● Your task:
Every entry that follows should be output again, word for word.

● Data under study:
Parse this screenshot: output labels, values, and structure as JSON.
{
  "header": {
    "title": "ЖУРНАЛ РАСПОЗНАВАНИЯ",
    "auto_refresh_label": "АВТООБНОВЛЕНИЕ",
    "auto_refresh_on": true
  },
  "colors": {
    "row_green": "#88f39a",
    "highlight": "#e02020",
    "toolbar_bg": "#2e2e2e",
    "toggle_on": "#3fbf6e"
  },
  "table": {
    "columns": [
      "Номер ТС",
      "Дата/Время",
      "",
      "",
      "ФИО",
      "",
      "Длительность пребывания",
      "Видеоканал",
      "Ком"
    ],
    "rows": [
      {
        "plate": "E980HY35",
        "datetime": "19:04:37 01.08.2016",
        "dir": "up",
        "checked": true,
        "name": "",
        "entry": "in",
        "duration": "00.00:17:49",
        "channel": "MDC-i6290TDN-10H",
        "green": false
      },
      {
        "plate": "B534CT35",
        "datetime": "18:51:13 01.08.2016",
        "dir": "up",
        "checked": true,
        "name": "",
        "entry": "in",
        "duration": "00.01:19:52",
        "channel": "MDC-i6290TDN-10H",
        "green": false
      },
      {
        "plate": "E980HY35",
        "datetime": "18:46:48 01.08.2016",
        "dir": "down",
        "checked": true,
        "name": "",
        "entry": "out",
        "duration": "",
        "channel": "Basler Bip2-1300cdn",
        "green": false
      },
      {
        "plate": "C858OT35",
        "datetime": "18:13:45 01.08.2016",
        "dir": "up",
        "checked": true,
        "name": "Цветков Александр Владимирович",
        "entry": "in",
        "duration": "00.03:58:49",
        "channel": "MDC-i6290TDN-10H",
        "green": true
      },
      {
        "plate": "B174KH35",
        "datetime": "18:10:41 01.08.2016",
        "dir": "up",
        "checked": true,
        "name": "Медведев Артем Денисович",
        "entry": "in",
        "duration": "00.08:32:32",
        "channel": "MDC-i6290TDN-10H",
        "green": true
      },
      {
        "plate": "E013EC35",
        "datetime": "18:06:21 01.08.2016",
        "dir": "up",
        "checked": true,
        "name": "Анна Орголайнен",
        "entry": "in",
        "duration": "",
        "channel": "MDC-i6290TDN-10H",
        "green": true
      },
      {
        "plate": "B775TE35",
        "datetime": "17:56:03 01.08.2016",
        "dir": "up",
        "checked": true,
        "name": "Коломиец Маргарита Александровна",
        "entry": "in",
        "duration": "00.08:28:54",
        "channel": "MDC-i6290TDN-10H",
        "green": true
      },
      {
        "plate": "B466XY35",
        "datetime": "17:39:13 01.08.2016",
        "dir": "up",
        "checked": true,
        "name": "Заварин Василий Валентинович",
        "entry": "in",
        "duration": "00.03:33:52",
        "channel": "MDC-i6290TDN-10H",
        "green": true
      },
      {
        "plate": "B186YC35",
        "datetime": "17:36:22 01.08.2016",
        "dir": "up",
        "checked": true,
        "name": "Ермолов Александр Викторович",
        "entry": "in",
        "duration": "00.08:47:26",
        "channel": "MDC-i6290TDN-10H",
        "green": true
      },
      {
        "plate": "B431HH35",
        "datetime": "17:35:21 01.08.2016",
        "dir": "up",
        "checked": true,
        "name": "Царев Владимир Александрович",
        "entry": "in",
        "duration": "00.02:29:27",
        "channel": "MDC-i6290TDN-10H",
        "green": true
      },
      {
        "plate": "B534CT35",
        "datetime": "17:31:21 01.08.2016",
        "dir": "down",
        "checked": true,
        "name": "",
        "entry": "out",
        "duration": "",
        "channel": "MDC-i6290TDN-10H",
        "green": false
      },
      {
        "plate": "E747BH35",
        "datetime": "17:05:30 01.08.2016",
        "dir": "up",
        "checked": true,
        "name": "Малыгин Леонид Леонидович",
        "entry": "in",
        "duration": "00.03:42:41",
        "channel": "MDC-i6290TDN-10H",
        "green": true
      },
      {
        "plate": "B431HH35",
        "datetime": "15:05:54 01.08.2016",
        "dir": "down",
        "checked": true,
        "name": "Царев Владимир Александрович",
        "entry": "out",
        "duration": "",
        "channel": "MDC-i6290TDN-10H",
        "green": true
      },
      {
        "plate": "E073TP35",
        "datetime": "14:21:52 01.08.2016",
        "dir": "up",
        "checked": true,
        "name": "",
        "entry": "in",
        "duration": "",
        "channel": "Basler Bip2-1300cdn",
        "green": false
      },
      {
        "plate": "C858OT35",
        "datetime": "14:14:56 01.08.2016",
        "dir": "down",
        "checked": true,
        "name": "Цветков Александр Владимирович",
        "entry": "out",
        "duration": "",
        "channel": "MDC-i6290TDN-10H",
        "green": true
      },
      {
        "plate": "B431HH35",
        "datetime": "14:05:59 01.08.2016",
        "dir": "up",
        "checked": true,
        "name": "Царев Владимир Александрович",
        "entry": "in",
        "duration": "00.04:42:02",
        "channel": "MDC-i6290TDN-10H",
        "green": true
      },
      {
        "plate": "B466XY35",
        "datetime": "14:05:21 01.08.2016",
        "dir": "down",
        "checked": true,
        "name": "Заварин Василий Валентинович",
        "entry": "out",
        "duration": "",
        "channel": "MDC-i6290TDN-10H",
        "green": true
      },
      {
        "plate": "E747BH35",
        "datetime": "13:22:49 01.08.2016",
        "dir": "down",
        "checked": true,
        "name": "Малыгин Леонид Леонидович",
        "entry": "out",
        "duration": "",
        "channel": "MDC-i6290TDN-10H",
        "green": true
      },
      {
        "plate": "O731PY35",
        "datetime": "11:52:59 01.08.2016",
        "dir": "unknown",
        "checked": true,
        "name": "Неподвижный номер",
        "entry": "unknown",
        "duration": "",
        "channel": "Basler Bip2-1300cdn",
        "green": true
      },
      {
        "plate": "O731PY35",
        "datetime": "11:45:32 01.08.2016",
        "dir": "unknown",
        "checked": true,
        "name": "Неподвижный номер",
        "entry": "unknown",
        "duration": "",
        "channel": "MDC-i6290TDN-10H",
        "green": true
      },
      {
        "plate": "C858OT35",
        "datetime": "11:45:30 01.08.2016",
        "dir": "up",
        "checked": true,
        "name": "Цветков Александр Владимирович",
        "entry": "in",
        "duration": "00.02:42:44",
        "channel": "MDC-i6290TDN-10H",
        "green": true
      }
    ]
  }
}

● Reply to the exercise:
Parse this screenshot: output labels, values, and structure as JSON.
{
  "header": {
    "title": "ЖУРНАЛ РАСПОЗНАВАНИЯ",
    "auto_refresh_label": "АВТООБНОВЛЕНИЕ",
    "auto_refresh_on": true
  },
  "colors": {
    "row_green": "#88f39a",
    "highlight": "#e02020",
    "toolbar_bg": "#2e2e2e",
    "toggle_on": "#3fbf6e"
  },
  "table": {
    "columns": [
      "Номер ТС",
      "Дата/Время",
      "",
      "",
      "ФИО",
      "",
      "Длительность пребывания",
      "Видеоканал",
      "Ком"
    ],
    "rows": [
      {
        "plate": "E980HY35",
        "datetime": "19:04:37 01.08.2016",
        "dir": "up",
        "checked": true,
        "name": "",
        "entry": "in",
        "duration": "00.00:17:49",
        "channel": "MDC-i6290TDN-10H",
        "green": false
      },
      {
        "plate": "B534CT35",
        "datetime": "18:51:13 01.08.2016",
        "dir": "up",
        "checked": true,
        "name": "",
        "entry": "in",
        "duration": "00.01:19:52",
        "channel": "MDC-i6290TDN-10H",
        "green": false
      },
      {
        "plate": "E980HY35",
        "datetime": "18:46:48 01.08.2016",
        "dir": "down",
        "checked": true,
        "name": "",
        "entry": "out",
        "duration": "",
        "channel": "Basler Bip2-1300cdn",
        "green": false
      },
      {
        "plate": "C858OT35",
        "datetime": "18:13:45 01.08.2016",
        "dir": "up",
        "checked": true,
        "name": "Цветков Александр Владимирович",
        "entry": "in",
        "duration": "00.03:58:49",
        "channel": "MDC-i6290TDN-10H",
        "green": true
      },
      {
        "plate": "B174KH35",
        "datetime": "18:10:41 01.08.2016",
        "dir": "up",
        "checked": true,
        "name": "Медведев Артем Денисович",
        "entry": "in",
        "duration": "00.08:32:32",
        "channel": "MDC-i6290TDN-10H",
        "green": true
      },
      {
        "plate": "E013EC35",
        "datetime": "18:06:21 01.08.2016",
        "dir": "up",
        "checked": true,
        "name": "Анна Орголайнен",
        "entry": "in",
        "duration": "",
        "channel": "MDC-i6290TDN-10H",
        "green": true
      },
      {
        "plate": "B775TE35",
        "datetime": "17:56:03 01.08.2016",
        "dir": "up",
        "checked": true,
        "name": "Коломиец Маргарита Александровна",
        "entry": "in",
        "duration": "00.08:28:54",
        "channel": "MDC-i6290TDN-10H",
        "green": true
      },
      {
        "plate": "B466XY35",
        "datetime": "17:39:13 01.08.2016",
        "dir": "up",
        "checked": true,
        "name": "Заварин Василий Валентинович",
        "entry": "in",
        "duration": "00.03:33:52",
        "channel": "MDC-i6290TDN-10H",
        "green": true
      },
      {
        "plate": "B186YC35",
        "datetime": "17:36:22 01.08.2016",
        "dir": "up",
        "checked": true,
        "name": "Ермолов Александр Викторович",
        "entry": "in",
        "duration": "00.08:47:26",
        "channel": "MDC-i6290TDN-10H",
        "green": true
      },
      {
        "plate": "B431HH35",
        "datetime": "17:35:21 01.08.2016",
        "dir": "up",
        "checked": true,
        "name": "Царев Владимир Александрович",
        "entry": "in",
        "duration": "00.02:29:27",
        "channel": "MDC-i6290TDN-10H",
        "green": true
      },
      {
        "plate": "B534CT35",
        "datetime": "17:31:21 01.08.2016",
        "dir": "down",
        "checked": true,
        "name": "",
        "entry": "out",
        "duration": "",
        "channel": "MDC-i6290TDN-10H",
        "green": false
      },
      {
        "plate": "E747BH35",
        "datetime": "17:05:30 01.08.2016",
        "dir": "up",
        "checked": true,
        "name": "Малыгин Леонид Леонидович",
        "entry": "in",
        "duration": "00.03:42:41",
        "channel": "MDC-i6290TDN-10H",
        "green": true
      },
      {
        "plate": "B431HH35",
        "datetime": "15:05:54 01.08.2016",
        "dir": "down",
        "checked": true,
        "name": "Царев Владимир Александрович",
        "entry": "out",
        "duration": "",
        "channel": "MDC-i6290TDN-10H",
        "green": true
      },
      {
        "plate": "E073TP35",
        "datetime": "14:21:52 01.08.2016",
        "dir": "up",
        "checked": true,
        "name": "",
        "entry": "in",
        "duration": "",
        "channel": "Basler Bip2-1300cdn",
        "green": false
      },
      {
        "plate": "C858OT35",
        "datetime": "14:14:56 01.08.2016",
        "dir": "down",
        "checked": true,
        "name": "Цветков Александр Владимирович",
        "entry": "out",
        "duration": "",
        "channel": "MDC-i6290TDN-10H",
        "green": true
      },
      {
        "plate": "B431HH35",
        "datetime": "14:05:59 01.08.2016",
        "dir": "up",
        "checked": true,
        "name": "Царев Владимир Александрович",
        "entry": "in",
        "duration": "00.04:42:02",
        "channel": "MDC-i6290TDN-10H",
        "green": true
      },
      {
        "plate": "B466XY35",
        "datetime": "14:05:21 01.08.2016",
        "dir": "down",
        "checked": true,
        "name": "Заварин Василий Валентинович",
        "entry": "out",
        "duration": "",
        "channel": "MDC-i6290TDN-10H",
        "green": true
      },
      {
        "plate": "E747BH35",
        "datetime": "13:22:49 01.08.2016",
        "dir": "down",
        "checked": true,
        "name": "Малыгин Леонид Леонидович",
        "entry": "out",
        "duration": "",
        "channel": "MDC-i6290TDN-10H",
        "green": true
      },
      {
        "plate": "O731PY35",
        "datetime": "11:52:59 01.08.2016",
        "dir": "unknown",
        "checked": true,
        "name": "Неподвижный номер",
        "entry": "unknown",
        "duration": "",
        "channel": "Basler Bip2-1300cdn",
        "green": true
      },
      {
        "plate": "O731PY35",
        "datetime": "11:45:32 01.08.2016",
        "dir": "unknown",
        "checked": true,
        "name": "Неподвижный номер",
        "entry": "unknown",
        "duration": "",
        "channel": "MDC-i6290TDN-10H",
        "green": true
      },
      {
        "plate": "C858OT35",
        "datetime": "11:45:30 01.08.2016",
        "dir": "up",
        "checked": true,
        "name": "Цветков Александр Владимирович",
        "entry": "in",
        "duration": "00.02:42:44",
        "channel": "MDC-i6290TDN-10H",
        "green": true
      }
    ]
  }
}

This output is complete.